Tonight Fox launches Ronald D. Moore’s Virtuality, a two hour movie that was originally meant to be the pilot for a new series. While Moore’s last series – the much beloved Battlestar Galactica – also got off to a rocky start, the future doesn’t look as bright for Virtuality which isn’t likely to go to series unless ratings for tonight’s movie turn out to be unexpectedly strong.
For gay fans that’s especially unfortunate as the show is the first U.S. science fiction television program to include regularly occurring gay characters as part of the main cast. And we’re not talking just any gay characters – Manny (Jose Pablo Cantillo) and Val (Gene Farber) are a married couple, making this a twofer when it comes to breaking new ground in gay visibility.
AfterElton.com recently had the chance to chat with Cantillo about what it meant to him to play the part of Manny, how he approached the role, and the frustration of being an actor coming so close to a series pick-up.
AfterElton: Did you know how groundbreaking the characters are when it comes to science fiction shows?
Jose Pablo Cantillo: Yes and no. I’d heard some rumors that we were the first openly gay characters in space, and then we were wrapped and done, they said, "No, it’s actually the first show to have an actual married couple."
So I was made aware afterward. It’s quite the honor, especially with such high tech material and a really, really good cast. Everyone gelled and got along so well and sort of challenged each other.
AE: Given it’s such a large cast, we don’t get to see that much of Manny and Val together in the movie, but you mentioned gelling. Even with the small amount of time you had together, you really made a believable couple. I was surprised by that.
JPC: Thank you for telling me that. Some of the more involved scenes, for example, Manny and Val, in order to get on to the ship, the Consortium really are encouraging the two of them to be married. Val is really questioning Manny’s intentions, getting married and proposing to him on a mock spaceship set, is it just so they can take this journey or because they’re actually in love? It’s just a nice moment because it’s very smart.
Anyway, the scene is going to air as a webisode.
AE: I saw the webisode on the Facebook page and it revealed more about the couple than did the movie. What can you tell our readers about them as a couple?
JPC: I would say they’re very much an an old married couple with. When I say old married couple, you can see that they have very much a sort of pattern higher than them. They know each other so well that the same arguments and fights lead to the same places.
At the same time, they’re quick to forgiveness. The Russian stereotype came up a lot with Val, he’s very hardheaded. Once he gets fixated on something, he won’t want to bend. I appreciated his view on things, like why compromise? They’re just going to dilute each other. What happens is you butt heads, and sometimes there is no resolution, which I think would be a nice place to explore if the series were to go on. There’s no place to run. You’ve got ten years on one spaceship.
AE: What did you think when you got a script for such an unusual show both in terms of the sci fi plot and it including a married gay couple?

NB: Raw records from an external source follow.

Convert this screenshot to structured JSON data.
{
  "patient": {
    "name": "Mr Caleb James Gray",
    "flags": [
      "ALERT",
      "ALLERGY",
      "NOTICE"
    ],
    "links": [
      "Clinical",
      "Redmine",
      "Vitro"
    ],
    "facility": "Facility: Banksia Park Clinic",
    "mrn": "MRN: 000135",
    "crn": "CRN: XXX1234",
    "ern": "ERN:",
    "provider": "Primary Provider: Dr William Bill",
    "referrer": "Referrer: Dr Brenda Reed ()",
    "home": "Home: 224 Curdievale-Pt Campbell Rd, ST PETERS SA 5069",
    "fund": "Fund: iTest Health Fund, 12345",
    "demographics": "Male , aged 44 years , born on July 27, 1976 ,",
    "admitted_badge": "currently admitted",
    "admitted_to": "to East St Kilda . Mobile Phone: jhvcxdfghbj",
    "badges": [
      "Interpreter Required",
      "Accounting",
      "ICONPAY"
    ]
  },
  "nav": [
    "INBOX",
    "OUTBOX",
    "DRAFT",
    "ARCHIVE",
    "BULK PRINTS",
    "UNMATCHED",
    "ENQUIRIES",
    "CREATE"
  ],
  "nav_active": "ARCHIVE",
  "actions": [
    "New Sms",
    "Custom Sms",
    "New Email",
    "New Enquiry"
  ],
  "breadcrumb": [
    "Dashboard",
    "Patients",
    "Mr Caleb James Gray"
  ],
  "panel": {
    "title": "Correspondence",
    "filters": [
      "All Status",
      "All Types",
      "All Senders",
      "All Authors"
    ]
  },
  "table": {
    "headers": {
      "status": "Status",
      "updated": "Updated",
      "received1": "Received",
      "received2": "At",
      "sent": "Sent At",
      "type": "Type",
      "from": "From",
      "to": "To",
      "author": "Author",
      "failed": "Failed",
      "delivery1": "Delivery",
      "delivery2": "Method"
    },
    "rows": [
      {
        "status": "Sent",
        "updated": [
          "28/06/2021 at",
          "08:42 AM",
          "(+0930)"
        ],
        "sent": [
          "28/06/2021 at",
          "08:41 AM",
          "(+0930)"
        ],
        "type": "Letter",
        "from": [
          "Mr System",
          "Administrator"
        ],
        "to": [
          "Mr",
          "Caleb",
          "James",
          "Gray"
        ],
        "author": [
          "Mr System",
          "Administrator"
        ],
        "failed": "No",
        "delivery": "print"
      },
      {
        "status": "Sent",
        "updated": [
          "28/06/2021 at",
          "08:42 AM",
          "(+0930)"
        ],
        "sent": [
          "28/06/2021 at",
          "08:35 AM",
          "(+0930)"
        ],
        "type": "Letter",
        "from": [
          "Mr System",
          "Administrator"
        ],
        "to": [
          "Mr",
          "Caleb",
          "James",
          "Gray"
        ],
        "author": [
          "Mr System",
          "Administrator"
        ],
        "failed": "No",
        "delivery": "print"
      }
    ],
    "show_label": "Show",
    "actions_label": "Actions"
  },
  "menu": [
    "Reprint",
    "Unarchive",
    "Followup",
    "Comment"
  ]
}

JPC: I was very intimidated by how smart the writing was, and the different layers. I was wondering, "How is this going to work?" You start thinking about the circumstances.
As an actor who loves circumstances, there’s only three circumstances that you can play. A good actor can only play one thing at a time. When I first got it, I was really intimidated by that. I was really hoping to be uncomfortable. It was the first time I’ve ever played a gay character on camera. I was welcoming, and hoping, to be uncomfortable because then I wouldn’t have to act.